Islam is not the monolithic structure that many Westerners imagine. Having researched North Africa and the Middle East since 1969, Dr. Holsinger is struck by Islam’s tremendous diversity. Few Americans realize that almost half the world’s Muslims live in Indonesia, Pakistan, India, and Bangladesh, all in southern and southeast Asia. Of the next countries with the most Muslims – Egypt, Nigeria, Turkey, and Iran – only the first is culturally Arabic. At the same time, the monotheistic religions that emerged from the Mideast have much more in common than many adherents realize.
Then as now, Islam is not only a religion but also a way of life and a civilization. Its unity-in-diversity is long standing, reported by Ibh Battuta, who was born in 1304 in Tangiers, Morocco. After studying law and Sufism, he began the pilgrimage to Mecca in his early twenties. While passing through Egypt, he met a Sufi who saw his potential and charged him to give greetings to three Sufis in India and China. After touring through Syria and Palestine, he went by boat to Mecca. The diversity of people and culture there led him to begin 30 years of travel, covering over 72,000 miles (the map shows highlights of his journeys).
After exploring Arabia and the Mideast he went by boat down the east coast of Africa as far as what is now Tanzania. His memoirs are our only written source for the Swahili cities of that time. He traveled through Turkey and Central Asia to India, where he served as a judge for eight years in the court of the Sultan of Delhi. Going to China by boat via Southeast Asia, he found the country safe, well ordered and prosperous but did not care for it. Dr. Holsinger wondered if his negativity was caused by China’s challenge to his cultural chauvinism. Everywhere else he had traveled had been in the Islamic world and he could equate civilization with the coming of Islam, but China was advanced without aid from Islamic culture. As he journeyed back to Morocco the Black Death had just begun to decimate Asia, North Africa and Europe. Once home in 1349, he went north to Islamic Spain and then south across the Sahara. He is our only written source for the culture of that time in Mali and the Niger River region. He died in 1369 in Morocco after dictating his travels.

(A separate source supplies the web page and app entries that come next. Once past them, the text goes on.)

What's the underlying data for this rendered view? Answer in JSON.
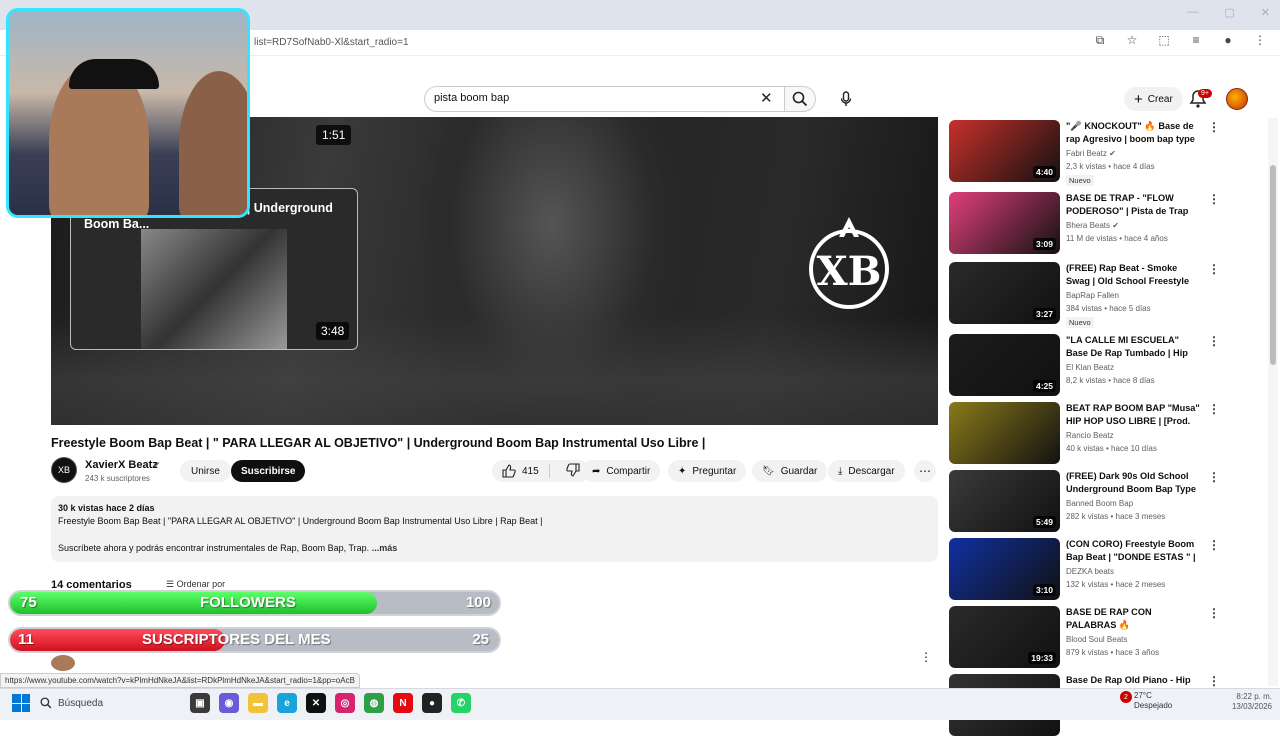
{
  "browser": {
    "address": "list=RD7SofNab0-Xl&start_radio=1",
    "status_url": "https://www.youtube.com/watch?v=kPlmHdNkeJA&list=RDkPlmHdNkeJA&start_radio=1&pp=oAcB"
  },
  "header": {
    "search_query": "pista boom bap",
    "create_label": "Crear",
    "notif_count": "9+"
  },
  "player": {
    "duration_badge": "1:51",
    "endcard_title": "\"APUESTO TODO POR MI\" | Underground Boom Ba...",
    "endcard_duration": "3:48",
    "logo_text": "XB"
  },
  "video": {
    "title": "Freestyle Boom Bap Beat | \" PARA LLEGAR AL OBJETIVO\" | Underground Boom Bap Instrumental Uso Libre |",
    "channel": "XavierX Beatz",
    "channel_avatar": "XB",
    "subs": "243 k suscriptores",
    "join_label": "Unirse",
    "subscribe_label": "Suscribirse",
    "likes": "415",
    "share_label": "Compartir",
    "ask_label": "Preguntar",
    "save_label": "Guardar",
    "download_label": "Descargar"
  },
  "description": {
    "meta": "30 k vistas  hace 2 días",
    "line1": "Freestyle Boom Bap Beat | \"PARA LLEGAR AL OBJETIVO\" | Underground Boom Bap Instrumental Uso Libre | Rap Beat |",
    "line2": "Suscríbete ahora y podrás encontrar instrumentales de Rap, Boom Bap, Trap.",
    "more": "...más"
  },
  "comments": {
    "count_label": "14 comentarios",
    "sort_label": "Ordenar por"
  },
  "overlays": {
    "followers": {
      "current": "75",
      "label": "FOLLOWERS",
      "goal": "100",
      "fraction": 0.75
    },
    "subs": {
      "current": "11",
      "label": "SUSCRIPTORES DEL MES",
      "goal": "25",
      "fraction": 0.44
    }
  },
  "sidebar": {
    "items": [
      {
        "title": "\"🎤 KNOCKOUT\" 🔥 Base de rap Agresivo | boom bap type ...",
        "channel": "Fabri Beatz ✔",
        "stats": "2,3 k vistas • hace 4 días",
        "badge": "Nuevo",
        "duration": "4:40",
        "thumb": "#c8302a"
      },
      {
        "title": "BASE DE TRAP - \"FLOW PODEROSO\" | Pista de Trap US...",
        "channel": "Bhera Beats ✔",
        "stats": "11 M de vistas • hace 4 años",
        "badge": "",
        "duration": "3:09",
        "thumb": "#e0407a"
      },
      {
        "title": "(FREE) Rap Beat - Smoke Swag | Old School Freestyle Boom Ba...",
        "channel": "BapRap Fallen",
        "stats": "384 vistas • hace 5 días",
        "badge": "Nuevo",
        "duration": "3:27",
        "thumb": "#2a2a2a"
      },
      {
        "title": "\"LA CALLE MI ESCUELA\" Base De Rap Tumbado | Hip Hop ...",
        "channel": "El Klan Beatz",
        "stats": "8,2 k vistas • hace 8 días",
        "badge": "",
        "duration": "4:25",
        "thumb": "#1c1c1c"
      },
      {
        "title": "BEAT RAP BOOM BAP \"Musa\" HIP HOP USO LIBRE | [Prod. ...",
        "channel": "Rancio Beatz",
        "stats": "40 k vistas • hace 10 días",
        "badge": "",
        "duration": "",
        "thumb": "#8a7a1a"
      },
      {
        "title": "(FREE) Dark 90s Old School Underground Boom Bap Type ...",
        "channel": "Banned Boom Bap",
        "stats": "282 k vistas • hace 3 meses",
        "badge": "",
        "duration": "5:49",
        "thumb": "#3a3a3a"
      },
      {
        "title": "(CON CORO) Freestyle Boom Bap Beat | \"DONDE ESTAS \" | ...",
        "channel": "DEZKA beats",
        "stats": "132 k vistas • hace 2 meses",
        "badge": "",
        "duration": "3:10",
        "thumb": "#1030a0"
      },
      {
        "title": "BASE DE RAP CON PALABRAS 🔥 ENTRENAMIENTO PARA ...",
        "channel": "Blood Soul Beats",
        "stats": "879 k vistas • hace 3 años",
        "badge": "",
        "duration": "19:33",
        "thumb": "#2a2a2a"
      },
      {
        "title": "Base De Rap Old Piano - Hip",
        "channel": "",
        "stats": "",
        "badge": "",
        "duration": "",
        "thumb": "#333333"
      }
    ]
  },
  "taskbar": {
    "search_label": "Búsqueda",
    "weather_temp": "27°C",
    "weather_desc": "Despejado",
    "weather_count": "2",
    "time": "8:22 p. m.",
    "date": "13/03/2026"
  }
}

The diversity he found in the Muslim world led some contemporaries to disbelieve his account; its commonality let him communicate, find work, and meet the educated elite all over Asia and North Africa.
Dr. Holsinger pointed to seven streams that contributed to the range of Islamic civilization: Arabia, with the Quran and early Muslim community; Judaic and Christian elements; Persia, with its literature and administrative style; the Classical world, through rediscovery of the Greek and Roman writers; India, particularly its mathematics, decimal numbers and the concept of zero; China, with such technologies as paper, gunpowder, and the compass; and finally, the Turks and the Ottoman Empire. The Islamic genius was in its willingness and ability to borrow and synthesize from others, which resulted a golden age of knowledge and discovery beginning in the 8th century.
An honest study of the past, Dr. Holsinger concluded, can lighten the loads of our negative stereotypes. It provides a stabilizing factor that helps us arrive at a balanced view when evaluating ourselves and other cultures, particularly those groups being promoted as our rivals or enemies.